The ExoMars mission blasted off seven months ago abord a Russian rocket from Baikonur Cosmodrome in Kazakhstan.
After its 56-million kilometre journey, the Schiaparelli lander separated from the spacecraft Trace Gas Orbiter and started a three-day descent to the surface.
Its primary aim on the red planet is to search for signs of past and present life by examining trace gases, such as methane.
Scientists believe that methane, a chemical strongly linked to life on Earth, could stem from micro-organisms that either became extinct millions of years ago, or are still alive.
Mark McCaughrean, a senior science adviser at the European Space Agency explained: “By going there with our new Trace Gas Orbiter we can hope to try to measure where it is coming from, see how it changes during the seasons, see where it is coming from on the surface, and hopefully we can tell the difference between it coming from sort of boring geology where rocks get changed in the presence of water under the surface or the more exciting possibility: life.”
Schiaparelli is Europe’s second attempt to land on Mars after a failed mission by the British landing craft Beagle 2 in 2003.
Once its supersonic parachute opens, a front shield falls away and a radar system starts monitoring the spacecraft’s altitude above the ground.
Then, the parachute and rear shield are jettisoned, allowing Schiaparelli’s propulsion systems to ignite and bring the craft down safely, cushioned by a crushable structure.
Until now, only the Americans have succeeded in operating on Mars.
NASA has two functioning rovers, Opportunity has been there since 2004 while Curiosity has been working since 2012; both are searching for signs of life on the red planet, most notably water.
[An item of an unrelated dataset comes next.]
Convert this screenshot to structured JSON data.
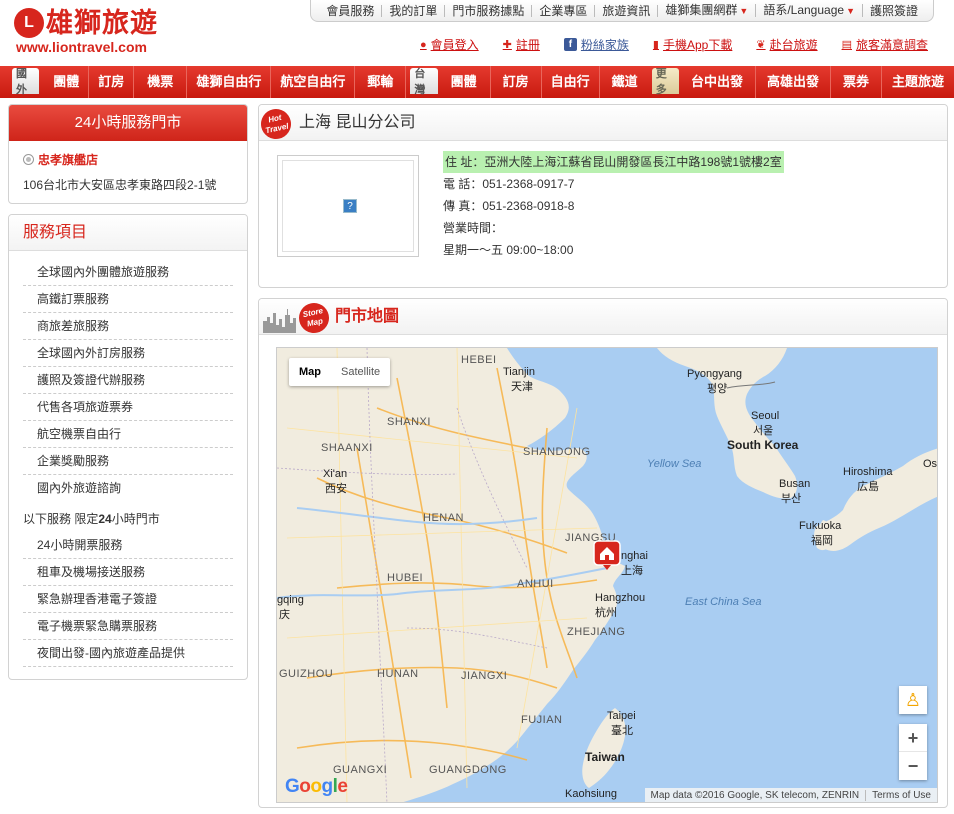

Europe and Russia’s programme is a two-part mission, the second delayed to 2020, will deliver a European rover to the Martian surface, a rover capable of drilling into the ground and collecting samples for analysis.